Take every line containing "Computer" from the material and copy it.
PROVIDED MATERIAL Block Start
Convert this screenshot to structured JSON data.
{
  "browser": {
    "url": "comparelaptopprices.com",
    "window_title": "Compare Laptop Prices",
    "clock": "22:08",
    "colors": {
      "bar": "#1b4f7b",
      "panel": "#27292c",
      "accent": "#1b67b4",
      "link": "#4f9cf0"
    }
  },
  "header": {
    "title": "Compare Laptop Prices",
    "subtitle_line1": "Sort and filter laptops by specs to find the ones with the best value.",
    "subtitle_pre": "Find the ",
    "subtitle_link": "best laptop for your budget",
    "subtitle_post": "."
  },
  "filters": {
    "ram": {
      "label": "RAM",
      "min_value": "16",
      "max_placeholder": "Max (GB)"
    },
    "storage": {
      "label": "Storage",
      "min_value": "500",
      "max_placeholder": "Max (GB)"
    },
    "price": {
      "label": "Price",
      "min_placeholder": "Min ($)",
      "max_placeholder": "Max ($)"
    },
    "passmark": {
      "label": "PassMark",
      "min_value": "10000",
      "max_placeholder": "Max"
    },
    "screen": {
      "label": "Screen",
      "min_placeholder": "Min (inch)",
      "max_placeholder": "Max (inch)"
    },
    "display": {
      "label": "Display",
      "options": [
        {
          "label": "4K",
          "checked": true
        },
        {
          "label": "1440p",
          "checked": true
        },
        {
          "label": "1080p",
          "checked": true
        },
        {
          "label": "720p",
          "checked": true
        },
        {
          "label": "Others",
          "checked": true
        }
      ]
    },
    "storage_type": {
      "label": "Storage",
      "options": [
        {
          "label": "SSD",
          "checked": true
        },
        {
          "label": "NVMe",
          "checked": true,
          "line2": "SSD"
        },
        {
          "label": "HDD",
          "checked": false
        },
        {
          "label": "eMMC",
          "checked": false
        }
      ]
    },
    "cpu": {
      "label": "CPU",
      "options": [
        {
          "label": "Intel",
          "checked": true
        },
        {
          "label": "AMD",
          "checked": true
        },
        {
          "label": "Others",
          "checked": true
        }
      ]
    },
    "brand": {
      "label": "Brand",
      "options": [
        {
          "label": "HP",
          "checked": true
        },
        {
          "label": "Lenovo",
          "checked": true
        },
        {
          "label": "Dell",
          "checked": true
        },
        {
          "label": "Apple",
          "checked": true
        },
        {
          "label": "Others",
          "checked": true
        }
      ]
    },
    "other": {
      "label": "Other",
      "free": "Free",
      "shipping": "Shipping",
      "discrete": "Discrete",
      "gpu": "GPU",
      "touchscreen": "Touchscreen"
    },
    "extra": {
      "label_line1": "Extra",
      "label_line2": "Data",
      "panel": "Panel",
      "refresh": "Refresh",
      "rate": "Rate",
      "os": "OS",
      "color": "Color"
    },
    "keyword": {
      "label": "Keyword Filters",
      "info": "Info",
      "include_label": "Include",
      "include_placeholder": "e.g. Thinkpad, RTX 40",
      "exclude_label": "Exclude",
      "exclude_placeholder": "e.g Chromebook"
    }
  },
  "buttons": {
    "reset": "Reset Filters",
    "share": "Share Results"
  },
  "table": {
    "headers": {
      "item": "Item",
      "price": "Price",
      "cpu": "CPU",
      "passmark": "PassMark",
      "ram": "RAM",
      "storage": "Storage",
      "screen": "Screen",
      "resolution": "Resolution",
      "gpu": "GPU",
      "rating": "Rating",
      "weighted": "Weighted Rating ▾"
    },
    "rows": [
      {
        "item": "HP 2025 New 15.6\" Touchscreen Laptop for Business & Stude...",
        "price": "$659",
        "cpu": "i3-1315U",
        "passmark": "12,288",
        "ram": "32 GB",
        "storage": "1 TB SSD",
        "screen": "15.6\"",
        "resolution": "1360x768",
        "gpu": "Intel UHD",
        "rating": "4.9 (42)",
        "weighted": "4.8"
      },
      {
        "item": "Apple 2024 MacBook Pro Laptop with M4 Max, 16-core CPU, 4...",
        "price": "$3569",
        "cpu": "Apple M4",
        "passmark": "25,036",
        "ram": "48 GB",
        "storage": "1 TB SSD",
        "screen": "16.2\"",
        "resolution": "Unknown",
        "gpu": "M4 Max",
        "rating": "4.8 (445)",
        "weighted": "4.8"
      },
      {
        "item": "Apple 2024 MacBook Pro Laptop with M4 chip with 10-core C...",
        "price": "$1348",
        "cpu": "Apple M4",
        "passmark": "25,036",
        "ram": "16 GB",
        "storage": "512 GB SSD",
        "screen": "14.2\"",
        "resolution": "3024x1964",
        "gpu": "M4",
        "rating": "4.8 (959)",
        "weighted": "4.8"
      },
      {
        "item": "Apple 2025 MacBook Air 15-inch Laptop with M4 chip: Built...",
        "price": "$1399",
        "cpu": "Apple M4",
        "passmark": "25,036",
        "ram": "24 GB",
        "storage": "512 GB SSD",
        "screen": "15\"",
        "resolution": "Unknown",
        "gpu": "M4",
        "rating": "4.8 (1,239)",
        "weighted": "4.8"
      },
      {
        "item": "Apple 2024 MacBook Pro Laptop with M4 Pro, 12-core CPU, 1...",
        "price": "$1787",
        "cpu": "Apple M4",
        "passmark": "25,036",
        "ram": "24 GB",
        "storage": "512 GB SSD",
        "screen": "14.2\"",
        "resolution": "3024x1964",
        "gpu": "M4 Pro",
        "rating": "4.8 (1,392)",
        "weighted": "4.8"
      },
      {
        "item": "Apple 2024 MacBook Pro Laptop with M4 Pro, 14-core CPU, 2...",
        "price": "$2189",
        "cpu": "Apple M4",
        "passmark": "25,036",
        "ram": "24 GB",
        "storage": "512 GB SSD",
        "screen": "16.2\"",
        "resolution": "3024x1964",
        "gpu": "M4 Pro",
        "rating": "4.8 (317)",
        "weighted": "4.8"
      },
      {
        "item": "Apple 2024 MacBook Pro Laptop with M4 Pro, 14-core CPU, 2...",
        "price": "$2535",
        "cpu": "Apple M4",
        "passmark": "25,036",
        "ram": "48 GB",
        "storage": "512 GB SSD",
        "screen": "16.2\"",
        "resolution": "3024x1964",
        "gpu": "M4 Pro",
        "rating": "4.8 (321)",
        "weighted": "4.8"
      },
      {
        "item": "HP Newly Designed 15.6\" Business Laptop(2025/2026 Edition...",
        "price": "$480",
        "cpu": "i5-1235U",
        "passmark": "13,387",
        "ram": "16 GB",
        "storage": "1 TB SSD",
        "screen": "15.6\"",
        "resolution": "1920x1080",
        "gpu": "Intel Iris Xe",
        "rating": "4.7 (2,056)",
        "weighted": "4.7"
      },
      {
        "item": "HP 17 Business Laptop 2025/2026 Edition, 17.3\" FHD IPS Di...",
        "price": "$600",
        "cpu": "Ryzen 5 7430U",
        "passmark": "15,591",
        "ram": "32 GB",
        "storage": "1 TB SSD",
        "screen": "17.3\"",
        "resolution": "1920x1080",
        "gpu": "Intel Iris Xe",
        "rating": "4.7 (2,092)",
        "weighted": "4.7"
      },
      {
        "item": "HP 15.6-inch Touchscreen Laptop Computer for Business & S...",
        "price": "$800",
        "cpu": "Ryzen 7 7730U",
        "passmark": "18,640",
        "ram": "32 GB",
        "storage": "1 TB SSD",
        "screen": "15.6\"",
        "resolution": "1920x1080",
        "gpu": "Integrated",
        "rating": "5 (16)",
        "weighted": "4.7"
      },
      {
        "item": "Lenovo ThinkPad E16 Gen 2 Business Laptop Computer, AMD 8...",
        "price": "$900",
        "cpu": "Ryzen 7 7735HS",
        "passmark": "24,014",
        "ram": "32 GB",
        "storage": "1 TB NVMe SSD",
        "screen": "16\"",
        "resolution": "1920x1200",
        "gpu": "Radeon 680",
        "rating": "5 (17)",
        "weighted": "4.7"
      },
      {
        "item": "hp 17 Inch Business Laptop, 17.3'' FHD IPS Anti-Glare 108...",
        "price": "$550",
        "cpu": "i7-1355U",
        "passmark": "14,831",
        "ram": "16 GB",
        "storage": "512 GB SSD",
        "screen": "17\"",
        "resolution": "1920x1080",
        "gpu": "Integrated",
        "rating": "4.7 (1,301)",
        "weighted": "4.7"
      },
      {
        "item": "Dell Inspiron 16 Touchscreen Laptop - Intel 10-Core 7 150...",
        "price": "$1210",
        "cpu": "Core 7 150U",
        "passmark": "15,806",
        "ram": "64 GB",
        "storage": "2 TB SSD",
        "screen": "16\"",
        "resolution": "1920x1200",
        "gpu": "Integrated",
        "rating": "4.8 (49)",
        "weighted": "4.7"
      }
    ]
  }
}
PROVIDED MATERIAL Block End
YOUR SOLUTION:
        "item": "HP 15.6-inch Touchscreen Laptop Computer for Business & S...",
        "item": "Lenovo ThinkPad E16 Gen 2 Business Laptop Computer, AMD 8...",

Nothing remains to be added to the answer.